TASK TO COMPLETE = Each line below is to be copied exactly; images do not go into the copy.
━━━━━ SOURCE MATERIAL
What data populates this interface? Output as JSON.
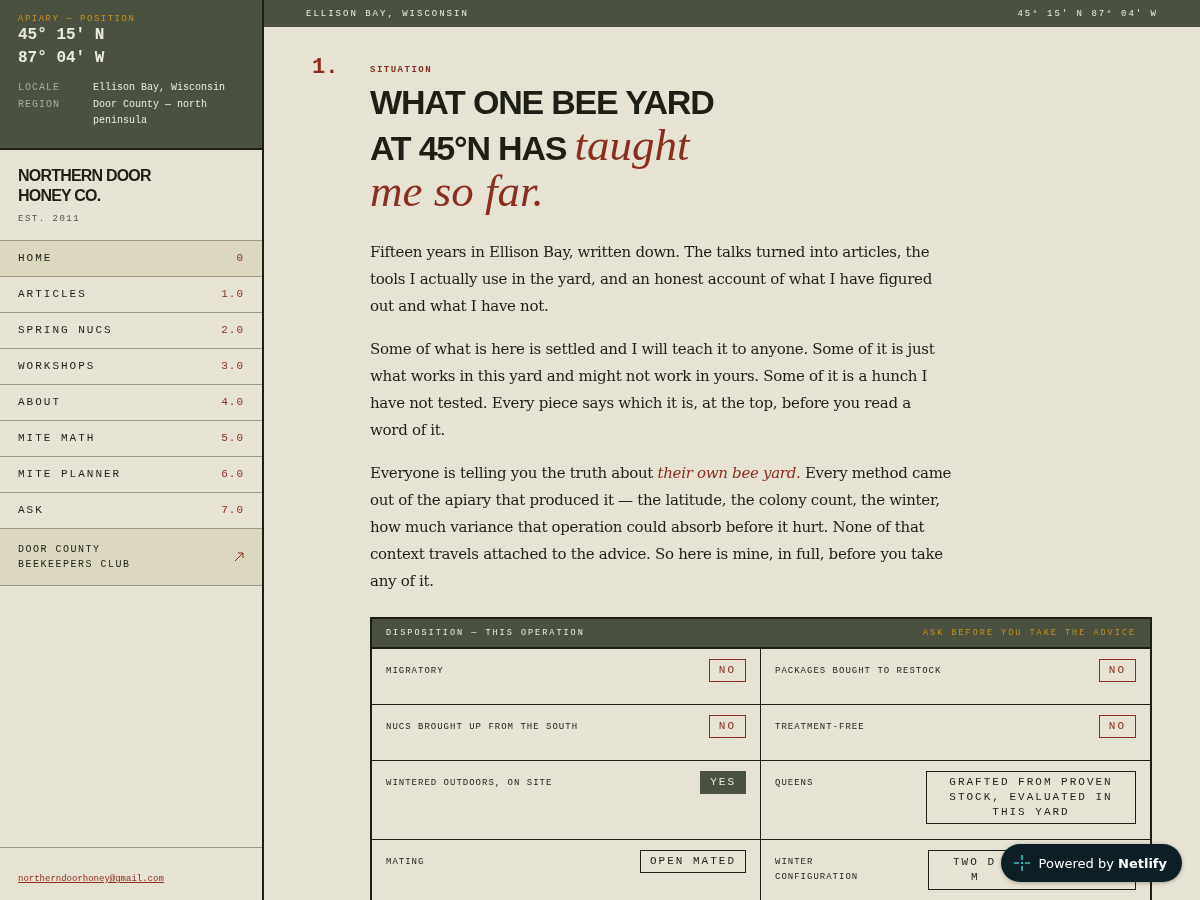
{
  "position": {
    "label": "APIARY — POSITION",
    "lat": "45° 15′ N",
    "lon": "87° 04′ W",
    "facts": [
      {
        "key": "LOCALE",
        "value": "Ellison Bay, Wisconsin"
      },
      {
        "key": "REGION",
        "value": "Door County — north peninsula"
      }
    ]
  },
  "brand": {
    "name": "NORTHERN DOOR HONEY CO.",
    "established": "EST. 2011"
  },
  "nav": [
    {
      "kind": "page",
      "label": "HOME",
      "number": "0",
      "selected": true
    },
    {
      "kind": "page",
      "label": "ARTICLES",
      "number": "1.0",
      "selected": false
    },
    {
      "kind": "page",
      "label": "SPRING NUCS",
      "number": "2.0",
      "selected": false
    },
    {
      "kind": "page",
      "label": "WORKSHOPS",
      "number": "3.0",
      "selected": false
    },
    {
      "kind": "page",
      "label": "ABOUT",
      "number": "4.0",
      "selected": false
    },
    {
      "kind": "page",
      "label": "MITE MATH",
      "number": "5.0",
      "selected": false
    },
    {
      "kind": "page",
      "label": "MITE PLANNER",
      "number": "6.0",
      "selected": false
    },
    {
      "kind": "page",
      "label": "ASK",
      "number": "7.0",
      "selected": false
    },
    {
      "kind": "external",
      "label": "DOOR COUNTY BEEKEEPERS CLUB"
    }
  ],
  "email": "northerndoorhoney@gmail.com",
  "top_bar": {
    "place": "ELLISON BAY, WISCONSIN",
    "coordinates": "45° 15′ N 87° 04′ W"
  },
  "section": {
    "number": "1.",
    "eyebrow": "SITUATION",
    "headline": "WHAT ONE BEE YARD AT 45°N HAS *taught me so far.*",
    "paragraphs": [
      "Fifteen years in Ellison Bay, written down. The talks turned into articles, the tools I actually use in the yard, and an honest account of what I have figured out and what I have not.",
      "Some of what is here is settled and I will teach it to anyone. Some of it is just what works in this yard and might not work in yours. Some of it is a hunch I have not tested. Every piece says which it is, at the top, before you read a word of it.",
      "Everyone is telling you the truth about *their own bee yard.* Every method came out of the apiary that produced it — the latitude, the colony count, the winter, how much variance that operation could absorb before it hurt. None of that context travels attached to the advice. So here is mine, in full, before you take any of it."
    ]
  },
  "disposition": {
    "title": "DISPOSITION — THIS OPERATION",
    "note": "ASK BEFORE YOU TAKE THE ADVICE",
    "cells": [
      {
        "label": "MIGRATORY",
        "kind": "no",
        "value": "NO"
      },
      {
        "label": "PACKAGES BOUGHT TO RESTOCK",
        "kind": "no",
        "value": "NO"
      },
      {
        "label": "NUCS BROUGHT UP FROM THE SOUTH",
        "kind": "no",
        "value": "NO"
      },
      {
        "label": "TREATMENT-FREE",
        "kind": "no",
        "value": "NO"
      },
      {
        "label": "WINTERED OUTDOORS, ON SITE",
        "kind": "yes",
        "value": "YES"
      },
      {
        "label": "QUEENS",
        "kind": "text",
        "value": "GRAFTED FROM PROVEN STOCK, EVALUATED IN THIS YARD"
      },
      {
        "label": "MATING",
        "kind": "text",
        "value": "OPEN MATED"
      },
      {
        "label": "WINTER CONFIGURATION",
        "kind": "covered",
        "value_lines": [
          "TWO D",
          "M"
        ]
      }
    ]
  },
  "badge": {
    "text": "Powered by **Netlify**"
  }
}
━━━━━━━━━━
ANSWER =
What data populates this interface? Output as JSON.
{
  "position": {
    "label": "APIARY — POSITION",
    "lat": "45° 15′ N",
    "lon": "87° 04′ W",
    "facts": [
      {
        "key": "LOCALE",
        "value": "Ellison Bay, Wisconsin"
      },
      {
        "key": "REGION",
        "value": "Door County — north peninsula"
      }
    ]
  },
  "brand": {
    "name": "NORTHERN DOOR HONEY CO.",
    "established": "EST. 2011"
  },
  "nav": [
    {
      "kind": "page",
      "label": "HOME",
      "number": "0",
      "selected": true
    },
    {
      "kind": "page",
      "label": "ARTICLES",
      "number": "1.0",
      "selected": false
    },
    {
      "kind": "page",
      "label": "SPRING NUCS",
      "number": "2.0",
      "selected": false
    },
    {
      "kind": "page",
      "label": "WORKSHOPS",
      "number": "3.0",
      "selected": false
    },
    {
      "kind": "page",
      "label": "ABOUT",
      "number": "4.0",
      "selected": false
    },
    {
      "kind": "page",
      "label": "MITE MATH",
      "number": "5.0",
      "selected": false
    },
    {
      "kind": "page",
      "label": "MITE PLANNER",
      "number": "6.0",
      "selected": false
    },
    {
      "kind": "page",
      "label": "ASK",
      "number": "7.0",
      "selected": false
    },
    {
      "kind": "external",
      "label": "DOOR COUNTY BEEKEEPERS CLUB"
    }
  ],
  "email": "northerndoorhoney@gmail.com",
  "top_bar": {
    "place": "ELLISON BAY, WISCONSIN",
    "coordinates": "45° 15′ N 87° 04′ W"
  },
  "section": {
    "number": "1.",
    "eyebrow": "SITUATION",
    "headline": "WHAT ONE BEE YARD AT 45°N HAS *taught me so far.*",
    "paragraphs": [
      "Fifteen years in Ellison Bay, written down. The talks turned into articles, the tools I actually use in the yard, and an honest account of what I have figured out and what I have not.",
      "Some of what is here is settled and I will teach it to anyone. Some of it is just what works in this yard and might not work in yours. Some of it is a hunch I have not tested. Every piece says which it is, at the top, before you read a word of it.",
      "Everyone is telling you the truth about *their own bee yard.* Every method came out of the apiary that produced it — the latitude, the colony count, the winter, how much variance that operation could absorb before it hurt. None of that context travels attached to the advice. So here is mine, in full, before you take any of it."
    ]
  },
  "disposition": {
    "title": "DISPOSITION — THIS OPERATION",
    "note": "ASK BEFORE YOU TAKE THE ADVICE",
    "cells": [
      {
        "label": "MIGRATORY",
        "kind": "no",
        "value": "NO"
      },
      {
        "label": "PACKAGES BOUGHT TO RESTOCK",
        "kind": "no",
        "value": "NO"
      },
      {
        "label": "NUCS BROUGHT UP FROM THE SOUTH",
        "kind": "no",
        "value": "NO"
      },
      {
        "label": "TREATMENT-FREE",
        "kind": "no",
        "value": "NO"
      },
      {
        "label": "WINTERED OUTDOORS, ON SITE",
        "kind": "yes",
        "value": "YES"
      },
      {
        "label": "QUEENS",
        "kind": "text",
        "value": "GRAFTED FROM PROVEN STOCK, EVALUATED IN THIS YARD"
      },
      {
        "label": "MATING",
        "kind": "text",
        "value": "OPEN MATED"
      },
      {
        "label": "WINTER CONFIGURATION",
        "kind": "covered",
        "value_lines": [
          "TWO D",
          "M"
        ]
      }
    ]
  },
  "badge": {
    "text": "Powered by **Netlify**"
  }
}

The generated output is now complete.